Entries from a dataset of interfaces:
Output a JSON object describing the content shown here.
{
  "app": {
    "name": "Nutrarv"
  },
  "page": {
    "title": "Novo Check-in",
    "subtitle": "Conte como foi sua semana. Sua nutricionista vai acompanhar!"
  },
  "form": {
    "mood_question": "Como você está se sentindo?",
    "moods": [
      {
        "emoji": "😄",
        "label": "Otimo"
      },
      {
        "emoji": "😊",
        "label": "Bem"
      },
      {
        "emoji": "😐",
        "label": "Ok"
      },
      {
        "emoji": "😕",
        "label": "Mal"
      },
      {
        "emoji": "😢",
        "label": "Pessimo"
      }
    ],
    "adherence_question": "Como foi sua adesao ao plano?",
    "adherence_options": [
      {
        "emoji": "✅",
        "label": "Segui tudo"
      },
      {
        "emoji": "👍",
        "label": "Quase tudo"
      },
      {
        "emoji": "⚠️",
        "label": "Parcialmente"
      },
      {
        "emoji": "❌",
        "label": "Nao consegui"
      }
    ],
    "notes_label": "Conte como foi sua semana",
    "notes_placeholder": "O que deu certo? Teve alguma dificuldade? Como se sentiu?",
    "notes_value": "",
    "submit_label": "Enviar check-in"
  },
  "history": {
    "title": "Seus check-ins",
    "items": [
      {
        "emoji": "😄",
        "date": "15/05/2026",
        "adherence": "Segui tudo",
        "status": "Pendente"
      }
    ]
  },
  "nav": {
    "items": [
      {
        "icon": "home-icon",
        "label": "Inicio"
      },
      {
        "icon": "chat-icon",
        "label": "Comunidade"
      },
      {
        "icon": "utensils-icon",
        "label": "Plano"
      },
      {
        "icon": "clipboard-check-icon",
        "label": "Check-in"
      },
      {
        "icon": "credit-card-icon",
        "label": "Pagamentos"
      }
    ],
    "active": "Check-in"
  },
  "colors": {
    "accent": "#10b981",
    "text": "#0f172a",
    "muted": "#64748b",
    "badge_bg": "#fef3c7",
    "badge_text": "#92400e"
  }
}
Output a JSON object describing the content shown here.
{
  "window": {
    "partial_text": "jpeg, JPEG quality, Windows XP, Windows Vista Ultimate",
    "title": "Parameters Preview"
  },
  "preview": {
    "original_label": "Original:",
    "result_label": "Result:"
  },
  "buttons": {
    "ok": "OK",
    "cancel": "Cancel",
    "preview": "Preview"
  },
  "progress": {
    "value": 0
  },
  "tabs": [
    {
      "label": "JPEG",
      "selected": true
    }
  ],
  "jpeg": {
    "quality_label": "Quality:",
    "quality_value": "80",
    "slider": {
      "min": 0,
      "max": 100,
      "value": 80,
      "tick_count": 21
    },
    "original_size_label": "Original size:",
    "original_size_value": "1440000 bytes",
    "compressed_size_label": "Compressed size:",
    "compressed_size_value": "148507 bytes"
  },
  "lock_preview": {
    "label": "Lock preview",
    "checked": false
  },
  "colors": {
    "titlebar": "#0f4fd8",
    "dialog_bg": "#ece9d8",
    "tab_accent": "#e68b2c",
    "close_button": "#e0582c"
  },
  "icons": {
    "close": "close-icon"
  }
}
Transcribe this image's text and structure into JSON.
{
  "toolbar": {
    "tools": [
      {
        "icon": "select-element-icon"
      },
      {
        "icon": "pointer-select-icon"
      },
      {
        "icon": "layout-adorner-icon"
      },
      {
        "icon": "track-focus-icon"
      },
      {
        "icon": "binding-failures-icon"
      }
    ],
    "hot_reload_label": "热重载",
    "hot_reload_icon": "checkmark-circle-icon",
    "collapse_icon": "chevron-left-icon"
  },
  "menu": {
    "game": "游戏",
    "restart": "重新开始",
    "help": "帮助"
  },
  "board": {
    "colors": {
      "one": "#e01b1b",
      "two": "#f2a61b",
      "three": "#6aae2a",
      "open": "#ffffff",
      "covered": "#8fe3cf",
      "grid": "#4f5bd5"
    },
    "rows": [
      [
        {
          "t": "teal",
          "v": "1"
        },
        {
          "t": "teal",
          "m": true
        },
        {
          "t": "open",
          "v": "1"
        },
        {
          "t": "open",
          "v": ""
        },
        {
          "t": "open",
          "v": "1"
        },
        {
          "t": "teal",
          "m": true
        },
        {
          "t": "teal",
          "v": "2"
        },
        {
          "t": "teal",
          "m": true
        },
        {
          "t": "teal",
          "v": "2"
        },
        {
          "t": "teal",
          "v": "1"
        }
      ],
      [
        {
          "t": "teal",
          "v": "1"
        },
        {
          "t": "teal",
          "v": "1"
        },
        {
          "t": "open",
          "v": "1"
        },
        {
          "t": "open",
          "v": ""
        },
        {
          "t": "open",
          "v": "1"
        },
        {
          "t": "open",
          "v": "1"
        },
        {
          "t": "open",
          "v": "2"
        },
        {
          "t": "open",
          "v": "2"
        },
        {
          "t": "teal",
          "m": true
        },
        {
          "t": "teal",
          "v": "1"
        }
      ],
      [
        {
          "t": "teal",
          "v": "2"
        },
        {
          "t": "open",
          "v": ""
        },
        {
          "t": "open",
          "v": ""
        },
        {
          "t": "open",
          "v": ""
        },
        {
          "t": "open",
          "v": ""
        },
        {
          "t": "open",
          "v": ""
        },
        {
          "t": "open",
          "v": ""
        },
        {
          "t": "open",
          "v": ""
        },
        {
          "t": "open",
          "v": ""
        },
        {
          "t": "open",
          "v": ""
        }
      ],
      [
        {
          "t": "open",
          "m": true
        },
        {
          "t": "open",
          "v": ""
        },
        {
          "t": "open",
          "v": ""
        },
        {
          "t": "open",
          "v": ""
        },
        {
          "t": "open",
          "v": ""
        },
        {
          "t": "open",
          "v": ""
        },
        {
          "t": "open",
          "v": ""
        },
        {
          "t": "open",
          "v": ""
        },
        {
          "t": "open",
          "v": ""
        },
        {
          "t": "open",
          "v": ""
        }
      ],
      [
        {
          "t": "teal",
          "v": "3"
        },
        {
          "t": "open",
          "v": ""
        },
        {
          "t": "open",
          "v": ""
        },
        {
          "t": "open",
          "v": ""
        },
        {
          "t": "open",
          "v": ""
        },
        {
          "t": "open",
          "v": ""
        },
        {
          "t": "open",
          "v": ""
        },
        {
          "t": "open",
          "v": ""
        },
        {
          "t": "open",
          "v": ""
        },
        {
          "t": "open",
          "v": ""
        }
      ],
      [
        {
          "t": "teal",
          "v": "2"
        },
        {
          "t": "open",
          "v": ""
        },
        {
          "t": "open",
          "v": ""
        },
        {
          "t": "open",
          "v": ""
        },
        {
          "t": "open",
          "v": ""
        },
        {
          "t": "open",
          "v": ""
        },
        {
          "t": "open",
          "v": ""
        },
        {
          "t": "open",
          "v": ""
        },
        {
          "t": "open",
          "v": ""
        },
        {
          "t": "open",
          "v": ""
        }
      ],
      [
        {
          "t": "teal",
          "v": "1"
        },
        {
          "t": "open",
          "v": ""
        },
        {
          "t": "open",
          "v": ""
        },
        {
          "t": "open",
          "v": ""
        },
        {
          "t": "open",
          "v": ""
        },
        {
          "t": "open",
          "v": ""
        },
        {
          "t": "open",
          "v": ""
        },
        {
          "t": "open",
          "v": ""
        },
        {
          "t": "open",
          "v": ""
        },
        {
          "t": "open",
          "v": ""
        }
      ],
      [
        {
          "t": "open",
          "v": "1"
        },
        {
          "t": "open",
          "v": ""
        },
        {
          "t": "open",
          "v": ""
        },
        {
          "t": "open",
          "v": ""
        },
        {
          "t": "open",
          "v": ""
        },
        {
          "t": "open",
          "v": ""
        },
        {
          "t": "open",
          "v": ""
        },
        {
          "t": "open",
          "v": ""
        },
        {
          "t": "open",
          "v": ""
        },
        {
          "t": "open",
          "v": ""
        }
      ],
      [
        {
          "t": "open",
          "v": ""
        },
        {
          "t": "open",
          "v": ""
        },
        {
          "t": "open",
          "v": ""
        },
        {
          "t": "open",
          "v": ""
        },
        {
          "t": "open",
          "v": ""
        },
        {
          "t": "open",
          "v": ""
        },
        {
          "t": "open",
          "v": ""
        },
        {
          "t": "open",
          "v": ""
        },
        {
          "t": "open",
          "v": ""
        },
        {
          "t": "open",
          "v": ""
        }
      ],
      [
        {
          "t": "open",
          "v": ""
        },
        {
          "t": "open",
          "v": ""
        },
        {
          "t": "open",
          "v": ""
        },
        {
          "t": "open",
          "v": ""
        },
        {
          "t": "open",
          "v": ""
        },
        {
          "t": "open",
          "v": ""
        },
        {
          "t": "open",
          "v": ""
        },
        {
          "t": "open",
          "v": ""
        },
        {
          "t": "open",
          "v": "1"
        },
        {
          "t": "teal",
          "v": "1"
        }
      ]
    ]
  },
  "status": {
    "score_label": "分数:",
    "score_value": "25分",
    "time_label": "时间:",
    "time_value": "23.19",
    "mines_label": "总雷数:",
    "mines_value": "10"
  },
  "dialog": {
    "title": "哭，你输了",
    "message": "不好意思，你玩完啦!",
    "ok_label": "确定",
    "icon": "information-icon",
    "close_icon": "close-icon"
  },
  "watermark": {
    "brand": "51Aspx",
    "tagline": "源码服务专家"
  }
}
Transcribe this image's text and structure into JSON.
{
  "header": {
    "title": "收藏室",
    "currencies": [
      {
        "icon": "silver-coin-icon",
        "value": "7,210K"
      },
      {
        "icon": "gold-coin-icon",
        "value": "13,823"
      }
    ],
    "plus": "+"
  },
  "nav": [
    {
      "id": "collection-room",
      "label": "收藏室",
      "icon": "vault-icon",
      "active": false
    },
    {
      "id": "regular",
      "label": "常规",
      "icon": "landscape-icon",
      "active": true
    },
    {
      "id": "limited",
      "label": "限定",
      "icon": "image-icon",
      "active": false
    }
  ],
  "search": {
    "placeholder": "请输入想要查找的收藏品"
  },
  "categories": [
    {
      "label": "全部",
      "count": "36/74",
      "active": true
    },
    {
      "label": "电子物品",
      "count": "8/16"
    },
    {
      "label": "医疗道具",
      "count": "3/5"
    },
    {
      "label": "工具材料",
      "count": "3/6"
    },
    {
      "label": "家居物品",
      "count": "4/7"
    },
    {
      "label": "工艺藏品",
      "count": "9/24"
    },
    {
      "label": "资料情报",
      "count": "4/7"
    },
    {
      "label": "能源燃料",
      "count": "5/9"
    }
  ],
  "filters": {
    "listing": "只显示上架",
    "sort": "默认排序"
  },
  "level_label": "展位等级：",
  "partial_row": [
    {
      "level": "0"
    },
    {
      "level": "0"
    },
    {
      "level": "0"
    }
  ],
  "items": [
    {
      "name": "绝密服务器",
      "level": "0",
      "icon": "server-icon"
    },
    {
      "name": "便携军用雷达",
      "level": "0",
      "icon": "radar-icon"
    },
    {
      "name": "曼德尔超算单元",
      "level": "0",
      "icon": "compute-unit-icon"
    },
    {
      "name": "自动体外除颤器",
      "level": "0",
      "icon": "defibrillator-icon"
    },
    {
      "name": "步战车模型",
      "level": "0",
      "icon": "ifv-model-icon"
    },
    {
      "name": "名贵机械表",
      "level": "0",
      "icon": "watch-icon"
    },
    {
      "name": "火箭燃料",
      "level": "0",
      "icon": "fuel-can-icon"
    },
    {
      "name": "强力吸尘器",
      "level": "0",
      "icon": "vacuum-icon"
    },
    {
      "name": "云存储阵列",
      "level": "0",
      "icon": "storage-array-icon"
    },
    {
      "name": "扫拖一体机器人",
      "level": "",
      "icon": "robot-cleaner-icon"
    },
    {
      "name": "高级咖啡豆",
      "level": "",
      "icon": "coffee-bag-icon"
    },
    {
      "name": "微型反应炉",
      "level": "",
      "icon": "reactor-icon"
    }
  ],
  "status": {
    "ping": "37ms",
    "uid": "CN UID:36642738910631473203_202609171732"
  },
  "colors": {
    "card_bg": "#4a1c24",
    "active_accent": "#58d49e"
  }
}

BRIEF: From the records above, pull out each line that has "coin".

ANSWER FOR THE TASK:
        "icon": "silver-coin-icon",
        "icon": "gold-coin-icon",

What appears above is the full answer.